Extracted records:
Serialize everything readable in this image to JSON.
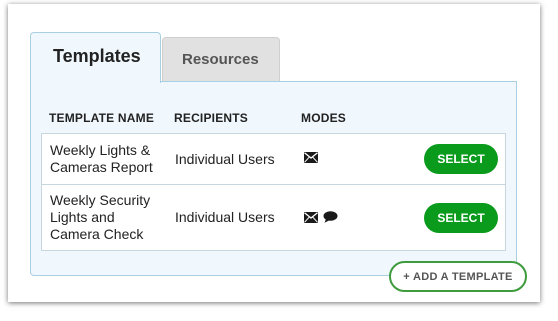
{
  "tabs": [
    {
      "label": "Templates",
      "active": true
    },
    {
      "label": "Resources",
      "active": false
    }
  ],
  "table": {
    "headers": {
      "name": "TEMPLATE NAME",
      "recipients": "RECIPIENTS",
      "modes": "MODES"
    },
    "rows": [
      {
        "name_lines": [
          "Weekly Lights &",
          "Cameras Report"
        ],
        "recipients": "Individual Users",
        "modes": [
          "envelope-icon"
        ],
        "action": "SELECT"
      },
      {
        "name_lines": [
          "Weekly Security",
          "Lights and",
          "Camera Check"
        ],
        "recipients": "Individual Users",
        "modes": [
          "envelope-icon",
          "chat-bubble-icon"
        ],
        "action": "SELECT"
      }
    ]
  },
  "add_template_label": "+ ADD A TEMPLATE",
  "colors": {
    "select_button": "#0a9b1c",
    "add_button_border": "#3e9b3e",
    "panel_background": "#f1f8fd",
    "panel_border": "#a9cfe2"
  }
}
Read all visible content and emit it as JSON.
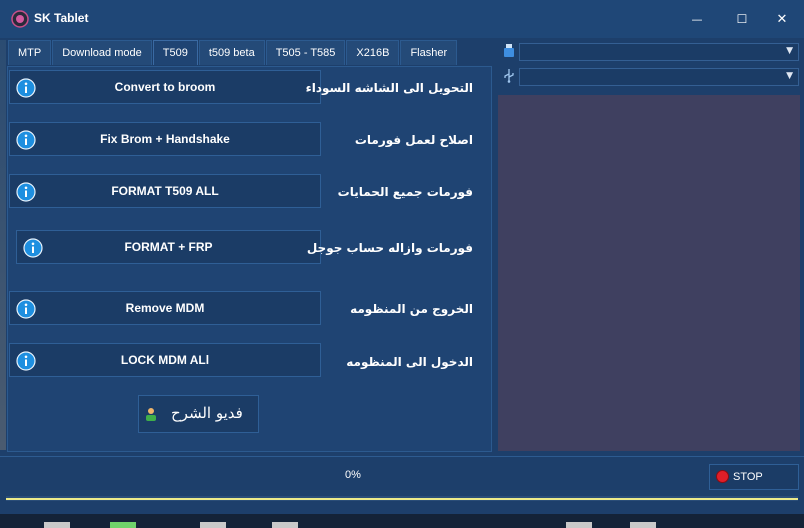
{
  "window": {
    "title": "SK Tablet",
    "minimize_label": "—",
    "maximize_label": "☐",
    "close_label": "✕"
  },
  "tabs": [
    {
      "label": "MTP",
      "active": false
    },
    {
      "label": "Download mode",
      "active": false
    },
    {
      "label": "T509",
      "active": true
    },
    {
      "label": "t509 beta",
      "active": false
    },
    {
      "label": "T505 - T585",
      "active": false
    },
    {
      "label": "X216B",
      "active": false
    },
    {
      "label": "Flasher",
      "active": false
    }
  ],
  "actions": [
    {
      "button": "Convert to broom",
      "arabic": "التحويل الى الشاشه السوداء"
    },
    {
      "button": "Fix Brom + Handshake",
      "arabic": "اصلاح لعمل فورمات"
    },
    {
      "button": "FORMAT T509 ALL",
      "arabic": "فورمات جميع الحمايات"
    },
    {
      "button": "FORMAT + FRP",
      "arabic": "فورمات وازاله حساب جوجل"
    },
    {
      "button": "Remove MDM",
      "arabic": "الخروج من المنظومه"
    },
    {
      "button": "LOCK MDM ALl",
      "arabic": "الدخول الى المنظومه"
    }
  ],
  "video_button": {
    "label": "فديو الشرح"
  },
  "ports": {
    "port1_value": "",
    "port2_value": ""
  },
  "status": {
    "progress_text": "0%",
    "progress": 0.0
  },
  "stop_button": {
    "label": "STOP"
  },
  "colors": {
    "background": "#1d3f6b",
    "log_background": "#3f4060",
    "info_icon": "#1e8fe0",
    "stop": "#e01e28",
    "progress_rail": "#ecea8a"
  }
}
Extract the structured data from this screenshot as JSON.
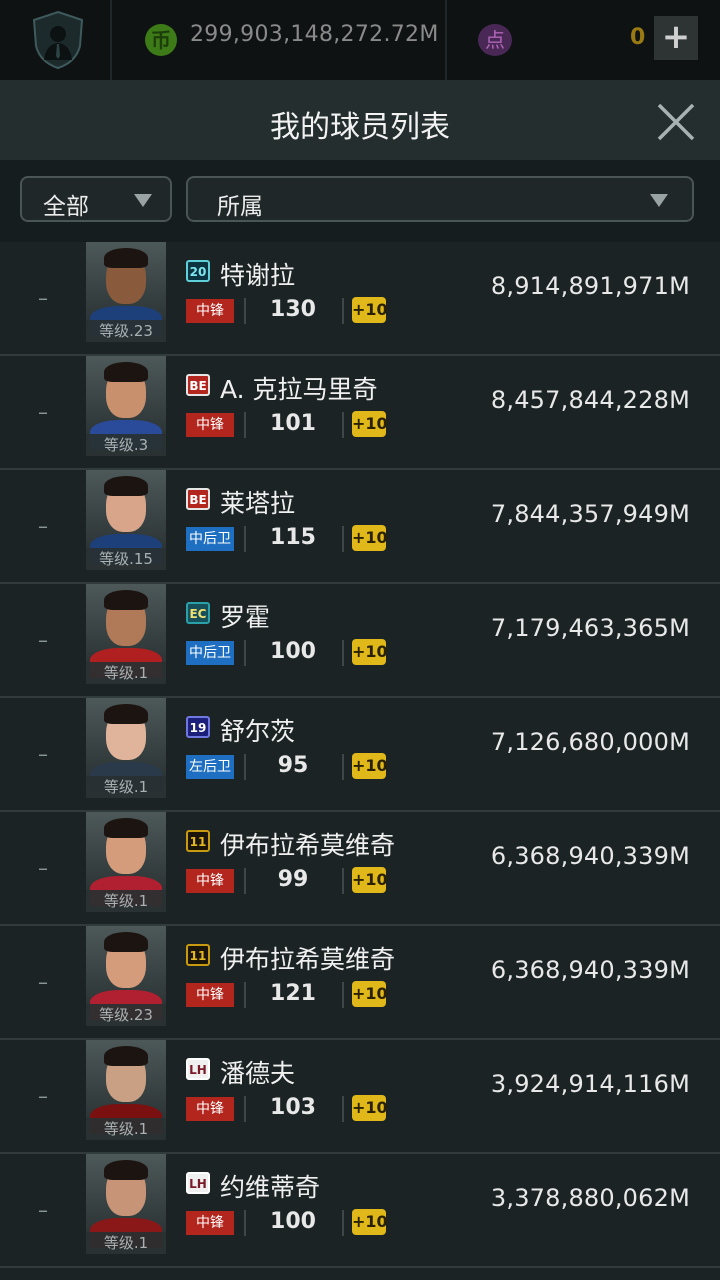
{
  "topbar": {
    "coin_icon_label": "币",
    "coin_value": "299,903,148,272.72M",
    "point_icon_label": "点",
    "point_value": "0",
    "add_label": "+"
  },
  "header": {
    "title": "我的球员列表"
  },
  "filters": {
    "scope_label": "全部",
    "team_label": "所属"
  },
  "icons": {
    "close": "close-icon",
    "dropdown": "triangle-down-icon",
    "profile": "manager-badge-icon"
  },
  "colors": {
    "forward_badge": "#b3261e",
    "defender_badge": "#1e6fc2",
    "upgrade_badge": "#e0b81a"
  },
  "players": [
    {
      "rank": "–",
      "level": "等级.23",
      "season": "20",
      "name": "特谢拉",
      "position": "中锋",
      "position_type": "fw",
      "ovr": "130",
      "upgrade": "+10",
      "value": "8,914,891,971M"
    },
    {
      "rank": "–",
      "level": "等级.3",
      "season": "BE",
      "name": "A. 克拉马里奇",
      "position": "中锋",
      "position_type": "fw",
      "ovr": "101",
      "upgrade": "+10",
      "value": "8,457,844,228M"
    },
    {
      "rank": "–",
      "level": "等级.15",
      "season": "BE",
      "name": "莱塔拉",
      "position": "中后卫",
      "position_type": "df",
      "ovr": "115",
      "upgrade": "+10",
      "value": "7,844,357,949M"
    },
    {
      "rank": "–",
      "level": "等级.1",
      "season": "EC",
      "name": "罗霍",
      "position": "中后卫",
      "position_type": "df",
      "ovr": "100",
      "upgrade": "+10",
      "value": "7,179,463,365M"
    },
    {
      "rank": "–",
      "level": "等级.1",
      "season": "19",
      "name": "舒尔茨",
      "position": "左后卫",
      "position_type": "df",
      "ovr": "95",
      "upgrade": "+10",
      "value": "7,126,680,000M"
    },
    {
      "rank": "–",
      "level": "等级.1",
      "season": "11",
      "name": "伊布拉希莫维奇",
      "position": "中锋",
      "position_type": "fw",
      "ovr": "99",
      "upgrade": "+10",
      "value": "6,368,940,339M"
    },
    {
      "rank": "–",
      "level": "等级.23",
      "season": "11",
      "name": "伊布拉希莫维奇",
      "position": "中锋",
      "position_type": "fw",
      "ovr": "121",
      "upgrade": "+10",
      "value": "6,368,940,339M"
    },
    {
      "rank": "–",
      "level": "等级.1",
      "season": "LH",
      "name": "潘德夫",
      "position": "中锋",
      "position_type": "fw",
      "ovr": "103",
      "upgrade": "+10",
      "value": "3,924,914,116M"
    },
    {
      "rank": "–",
      "level": "等级.1",
      "season": "LH",
      "name": "约维蒂奇",
      "position": "中锋",
      "position_type": "fw",
      "ovr": "100",
      "upgrade": "+10",
      "value": "3,378,880,062M"
    }
  ]
}
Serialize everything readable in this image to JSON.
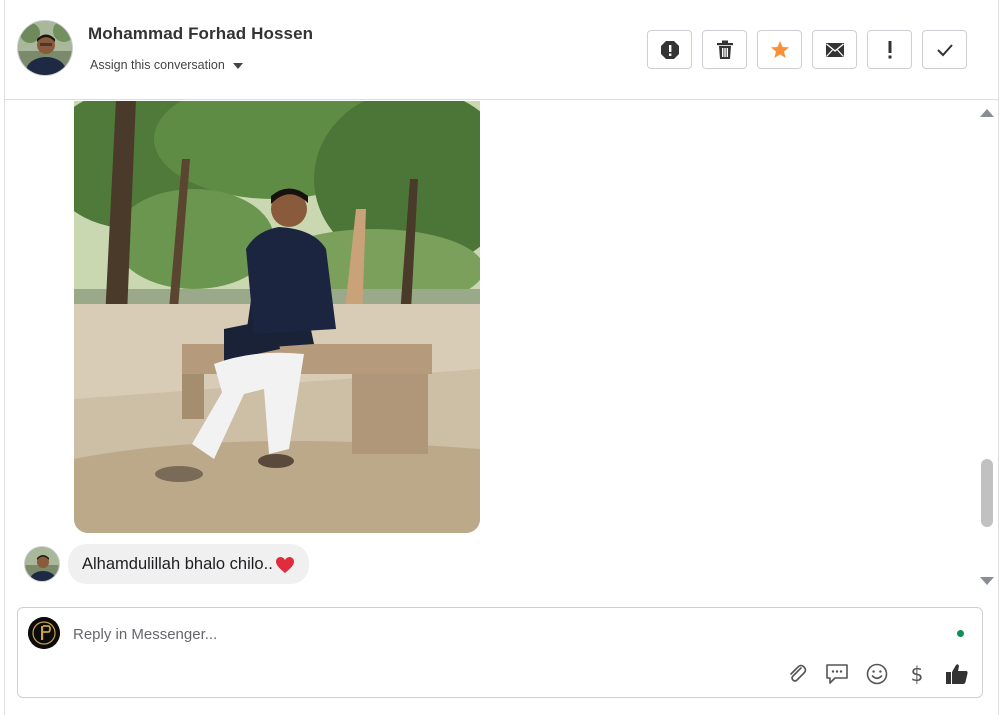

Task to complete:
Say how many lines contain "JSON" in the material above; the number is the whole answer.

Solution to this problem:
4